Source: Susan F. Lu, Huaxia Rui, Abraham Seidmann, Management Science – Forthcoming, September 12, 2016
From the abstract:
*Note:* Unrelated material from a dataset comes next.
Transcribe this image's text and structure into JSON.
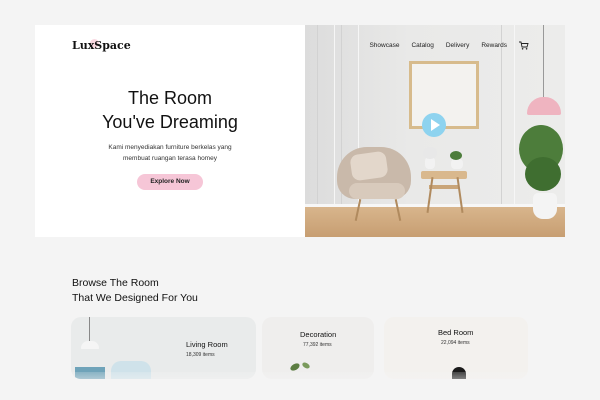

Over the past ten years, many healthcare organizations have made significant investments in automating their clinical operations, mostly through the introduction of advanced information systems. Yet the impact of these investments on staffing is still not well understood. In this paper, we study the effect of IT-enabled automation on staffing decisions in healthcare facilities. Using unique nursing home IT data from 2006 to 2012, we find that the licensed nurse staffing level decreases by 5.8% in high-end nursing homes but increases by 7.6% in low-end homes after the adoption of automation technology. Our research explains this by analyzing the interplay of two competing effects of automation: the substitution of technology for labor and the leveraging of complementarity between technology and labor. We also find that increased automation improves the ratings on clinical quality by 6.9% and decreases admissions of less profitable residents by 14.7% on average. These observations are consistent with the predictions of an analytical staffing model that incorporates technology adoption and vertical differentiation. Overall, these findings suggest that the impact of automation technology on staffing decisions depends crucially on a facility’s vertical position in the local marketplace.